Skip to main content

How to switch back to classic Google Chrome design

Google Chrome, one of the most popular web browsers, underwent a significant redesign known as “Material You” a few months ago. While some users embraced the changes, others found them unappealing and disruptive to their browsing experience.

If you fall into the latter category and miss the classic Chrome design, there’s good news – you can easily revert to the old layout with a few simple steps. We’ll walk you through the process of switching back to the classic Google Chrome design.

When was the new Google Chrome design implemented?

Google announced the Material You redesign in September, but it took some time for all users to notice the changes. Many users observed the update in December. The alterations included subtle shifts in the placement of tabs, menus, and icons. While not overly invasive, there was a clear change, and some people simply don’t like change.

Switching back to the classic Google Chrome design

If you don’t like the Material You design, you can easily switch back to Chrome’s classic design by following the steps below.

The Chrome refresh 2023 and Chrome versions in list.
Image used with permission by copyright holder
  1. Open a new tab in your Chrome browser and type the following in the address bar: chrome://flags/#chrome-refresh-2023. This will take you directly to the Chrome Flags menu and highlight the option called Chrome Refresh 2023.
  2. Once on the Chrome Flags page, locate the Chrome Refresh 2023 option. From the drop-down menu next to it, select Disabled.
  3. After setting Chrome Refresh 2023 to Disabled, scroll down to the bottom of the Flags page and click the Relaunch button. This will close and reopen your Chrome browser.

Voila! Your Chrome browser will revert to its old design with its familiar layout and appearance. You can navigate through tabs, menus, and icons just like before.

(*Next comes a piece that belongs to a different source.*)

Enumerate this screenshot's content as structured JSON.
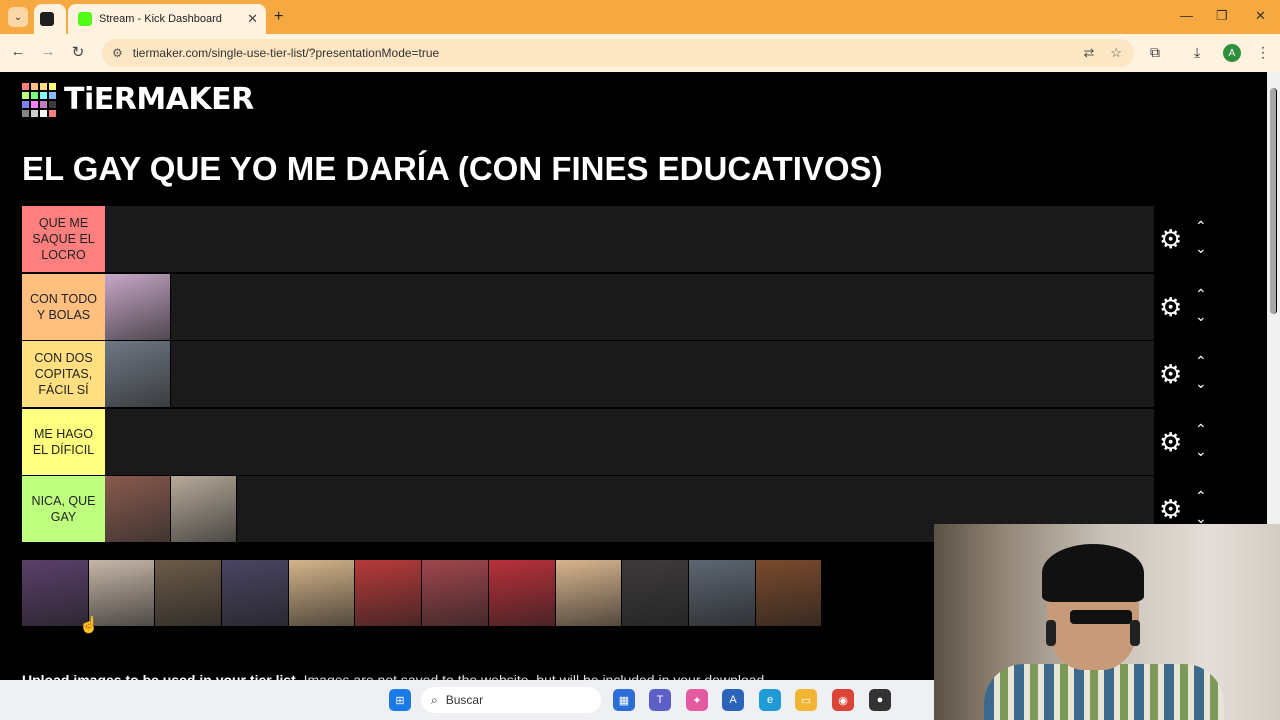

If, for any reason, you decide to embrace the new design or simply want to experiment, you can reverse the process by going back to the Chrome Flags menu and setting Chrome Refresh 2023 back to the default option or Enabled.

While this method currently allows users to enjoy the classic Chrome design, there’s no guarantee that Google won’t disable this setting in the future. It’s advisable to monitor updates and be prepared for potential changes to the browser’s customization options.

Editors' Recommendations

Georgie Peru
Computing Writer
Georgie is a freelance writer for Digital Trends and other tech-based websites. With a degree in Psychology and a Diploma in…
How to change your Google background in Chrome
A man holding a teacup staring at laptop screen.

Google Chrome is fairly plain, but it doesn't need to be. One way to spice it up is by changing the overall look with a new theme. Not only can you change the New Tab background but you can also change the overall colors of your tabs, bookmarks bar, and more.

Read more
Google witness accidentally reveals how much Apple gets for Safari search
The Google "G" logo on an Android phone.

As part of a deal to be the default search engine on Apple devices, Google pays the tech giant 36% of the revenue earned via search ad activity on Apple's Safari browser.

It’s extremely rare for information of this nature to be made public. In this case, it was released during Google’s defense at the Justice Department's antitrust trial in Washington, D.C.

Read more
Chrome is still a RAM killer, but this new feature would be a huge help
Google Chrome icon in mac dock.

Google’s Chrome browser is infamous for consuming a lot of RAM. While recent updates have attempted to solve this problem from a technical side, a new feature may put more of the management in the hands of the user.
With the latest beta version of Chrome Canary, users can now simply hover their mouse cursor over a tab to gain access to real-time memory usage of that specific tab.
Up until now, you had to dig into the Chrome Task Manager to see how much memory each tab is consuming. But as reported by Windows Central, the new feature would give you quick and direct access to this important information. The prototype feature was first posted on X (formerly Twitter) by user Leopeva64 and showed the tab RAM usage.

Of course, it only gives a small overview and doesn’t offer the same detailed information (such as running processes, tabs, and extensions0 as the built-in task manager.
Practically speaking, having a small indicator on the top is going to make the process of clearing unwanted tabs a lot easier. The new feature is also said to inform users about whether Chrome's Memory saver feature has actively frozen a tab to save memory similar to Microsoft Edge's Sleeping tabs feature. Of course, this feature only works when a certain tab is inactive for a long period of time. 
Google is said to be testing this feature, but if you are using version 117 on the Stable Channel, you may get access to it. To enable the memory usage feature, head to Chrome://flags and search for Show memory usage in hovercards. Select the dropdown and enable it. A quick restart may also be required.
Recently, we saw Google testing on a feature that helps organize tabs in a more efficient way. Using the Organize Tabs features, the browser attempts to reorder your tabs into groups of similar pages. It even lets you rename these groups, and create tab groups automatically once it has categorized your tabs.

Read more